Sickness absence: How I made a difference – Shirley Powell, head of HR, The Childcare Corporation

Sickness and absenteeism at The Childcare Corporation were rocketing, and costing us hundreds of thousands of pounds. You cannot run a nursery without people. If someone is sick, it has a real knock-on effect – you have to hire replacements, call people back in from leave, get bank cover. The cost for a day is three times the cost of that one person’s salary.

Last summer, I implemented the Bradford Factor (a points system where the more sick days you take, the more points you accrue) across all 20 nurseries. At staff meetings, I told them: “Your nursery, last year, cost us this amount of money. Wouldn’t that be better spent on salaries, improvements to the nursery, maybe more holidays?”

I wanted to demonstrate how destructive frequent short-term absence is in this company. The Bradford Factor scores are a way of indicating people’s patterns of absence. We spent three months implementing it, and then we displayed the individual scores in the staff rooms. This was a real wake-up call for employees, and I risked my personal credibility – I had to assure the directors that it wasn’t going to backfire.

The response was peer pressure among the individual teams if the Bradford Factor score is 14-plus, you get a verbal warning, then a written warning, and no-one wanted that on their nursery records. It was enlightening. I didn’t expect to see the staff on the shop floor put pressure on themselves. I’ve seen this work in a production and engineering environment, but this is the care sector, where the line is: ‘I’ve got 10 days off sick this year, and I’m going to take them’.
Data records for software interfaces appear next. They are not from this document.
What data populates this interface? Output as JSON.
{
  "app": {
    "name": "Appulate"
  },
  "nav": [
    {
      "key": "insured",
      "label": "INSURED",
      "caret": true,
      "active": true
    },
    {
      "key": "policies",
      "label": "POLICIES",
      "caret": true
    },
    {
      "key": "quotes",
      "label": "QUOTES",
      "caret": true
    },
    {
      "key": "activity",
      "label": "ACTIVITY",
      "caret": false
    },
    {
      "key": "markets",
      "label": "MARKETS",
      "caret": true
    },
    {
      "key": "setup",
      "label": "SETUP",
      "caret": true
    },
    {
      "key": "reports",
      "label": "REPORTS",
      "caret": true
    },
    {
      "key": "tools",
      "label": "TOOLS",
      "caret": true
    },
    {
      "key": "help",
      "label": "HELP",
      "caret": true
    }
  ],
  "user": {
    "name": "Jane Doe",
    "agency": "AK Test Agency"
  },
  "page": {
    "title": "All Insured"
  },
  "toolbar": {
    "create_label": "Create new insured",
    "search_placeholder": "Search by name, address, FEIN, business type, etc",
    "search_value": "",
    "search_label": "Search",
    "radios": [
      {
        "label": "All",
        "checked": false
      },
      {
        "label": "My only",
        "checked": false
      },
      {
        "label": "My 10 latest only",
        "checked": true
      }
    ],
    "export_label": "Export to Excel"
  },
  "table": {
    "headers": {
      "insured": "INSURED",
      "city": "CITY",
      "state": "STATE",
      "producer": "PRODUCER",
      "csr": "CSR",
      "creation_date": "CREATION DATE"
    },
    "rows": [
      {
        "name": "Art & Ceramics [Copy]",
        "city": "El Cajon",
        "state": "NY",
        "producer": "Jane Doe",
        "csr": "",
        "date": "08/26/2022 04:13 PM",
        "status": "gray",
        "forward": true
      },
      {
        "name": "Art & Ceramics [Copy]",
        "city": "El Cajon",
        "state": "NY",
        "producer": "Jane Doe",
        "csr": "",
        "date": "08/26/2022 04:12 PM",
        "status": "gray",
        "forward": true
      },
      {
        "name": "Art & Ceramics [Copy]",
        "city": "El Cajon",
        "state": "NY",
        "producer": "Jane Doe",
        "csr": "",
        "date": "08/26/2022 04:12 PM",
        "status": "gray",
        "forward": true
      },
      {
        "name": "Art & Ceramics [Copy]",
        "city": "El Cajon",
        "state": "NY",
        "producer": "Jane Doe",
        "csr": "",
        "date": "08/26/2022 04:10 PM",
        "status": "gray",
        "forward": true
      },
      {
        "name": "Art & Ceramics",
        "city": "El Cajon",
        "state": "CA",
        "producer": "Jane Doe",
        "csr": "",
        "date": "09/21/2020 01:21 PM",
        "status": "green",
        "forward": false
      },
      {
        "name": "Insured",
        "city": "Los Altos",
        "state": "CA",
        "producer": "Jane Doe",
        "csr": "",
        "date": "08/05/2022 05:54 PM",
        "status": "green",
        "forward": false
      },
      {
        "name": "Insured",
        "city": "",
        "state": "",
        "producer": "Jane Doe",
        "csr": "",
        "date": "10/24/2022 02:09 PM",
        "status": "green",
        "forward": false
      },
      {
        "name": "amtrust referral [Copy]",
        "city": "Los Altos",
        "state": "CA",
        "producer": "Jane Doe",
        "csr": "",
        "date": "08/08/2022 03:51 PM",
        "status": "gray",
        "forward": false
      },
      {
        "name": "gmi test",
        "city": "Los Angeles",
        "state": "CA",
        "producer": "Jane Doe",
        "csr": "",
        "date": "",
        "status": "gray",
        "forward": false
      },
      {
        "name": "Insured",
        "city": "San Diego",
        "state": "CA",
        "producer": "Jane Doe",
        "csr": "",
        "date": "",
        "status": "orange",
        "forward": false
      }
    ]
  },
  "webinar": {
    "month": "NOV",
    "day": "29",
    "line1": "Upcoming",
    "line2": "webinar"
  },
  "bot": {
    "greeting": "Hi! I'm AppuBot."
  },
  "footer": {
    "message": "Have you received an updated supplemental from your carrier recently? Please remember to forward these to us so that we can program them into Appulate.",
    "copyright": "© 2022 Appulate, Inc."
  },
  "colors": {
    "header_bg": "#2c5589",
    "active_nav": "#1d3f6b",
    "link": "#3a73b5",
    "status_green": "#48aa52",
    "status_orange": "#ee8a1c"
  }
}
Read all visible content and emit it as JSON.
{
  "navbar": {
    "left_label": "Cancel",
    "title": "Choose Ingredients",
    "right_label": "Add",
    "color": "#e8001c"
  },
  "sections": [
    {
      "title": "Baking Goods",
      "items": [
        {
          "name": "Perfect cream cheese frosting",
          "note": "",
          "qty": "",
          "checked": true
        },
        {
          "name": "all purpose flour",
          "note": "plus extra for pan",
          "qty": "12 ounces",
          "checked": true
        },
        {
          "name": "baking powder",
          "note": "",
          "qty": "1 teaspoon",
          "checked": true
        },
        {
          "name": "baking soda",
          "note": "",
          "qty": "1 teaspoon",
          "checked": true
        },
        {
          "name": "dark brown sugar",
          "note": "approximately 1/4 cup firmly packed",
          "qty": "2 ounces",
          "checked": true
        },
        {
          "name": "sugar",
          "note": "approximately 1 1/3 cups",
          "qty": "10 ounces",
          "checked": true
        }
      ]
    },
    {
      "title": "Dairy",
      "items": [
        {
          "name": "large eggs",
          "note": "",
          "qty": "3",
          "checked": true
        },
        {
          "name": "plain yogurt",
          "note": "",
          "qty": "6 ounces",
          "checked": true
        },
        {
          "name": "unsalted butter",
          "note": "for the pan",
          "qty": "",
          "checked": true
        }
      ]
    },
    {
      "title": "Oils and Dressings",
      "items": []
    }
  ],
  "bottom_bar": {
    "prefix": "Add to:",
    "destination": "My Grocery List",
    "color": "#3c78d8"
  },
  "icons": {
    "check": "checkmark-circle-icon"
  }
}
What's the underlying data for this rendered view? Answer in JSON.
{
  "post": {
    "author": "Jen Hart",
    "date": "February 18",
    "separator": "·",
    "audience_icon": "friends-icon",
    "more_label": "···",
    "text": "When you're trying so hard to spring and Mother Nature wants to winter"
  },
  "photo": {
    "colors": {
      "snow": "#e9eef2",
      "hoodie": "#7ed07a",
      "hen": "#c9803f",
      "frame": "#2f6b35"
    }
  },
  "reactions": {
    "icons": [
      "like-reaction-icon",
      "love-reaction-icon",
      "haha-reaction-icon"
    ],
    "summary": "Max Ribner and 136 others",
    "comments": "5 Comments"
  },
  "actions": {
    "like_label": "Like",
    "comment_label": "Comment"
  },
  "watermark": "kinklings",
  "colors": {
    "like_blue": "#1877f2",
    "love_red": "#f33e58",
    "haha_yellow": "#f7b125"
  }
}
People stopped taking Fridays and Mondays off. Sickness absence has fallen by about 25%. By reducing it by 10%, we brought it back down to the bottom line, and once it passed 20%, we actually started saving an enormous amount of money. There is real competition between the individual nurseries. We even have a league table, published in a monthly newsletter which goes out to every member of staff.

Implementing the Bradford Factor was an enormous gamble. It’s something that’s never been done here before, but I felt that I had to act dynamically.

Shirley Powell, head of HR, The Childcare Corporation

Lessons learned…

  • Don’t be scared about upsetting people
  • Incentivise staff
  • Generate some healthy competition

  • Disgusted of Bristol

    Shirley sounds like a bit of a fascist. She clearly doesn’t have the slightlest professional trust or respect for her staff and believes that they need ‘sorting out’. I wonder what conditions exist in her organisation that causes such unacceptably high levels of sickness absence? Senior management with antagonistic attitudes towards staff appears to be a possible factor in, what I’d imagine to be, a climate of fear working for the Childcare Corporation. But then Shirley wouldn’t care about that. She’s not scared of upsetting people, and she likes to generate ‘healthy’ competition where people can’t be sick because they fear for their jobs. She also has no fear of using pathetic, made-up words like ‘incentivise’. She sounds a great woman. Hope she doesn’t get ill……..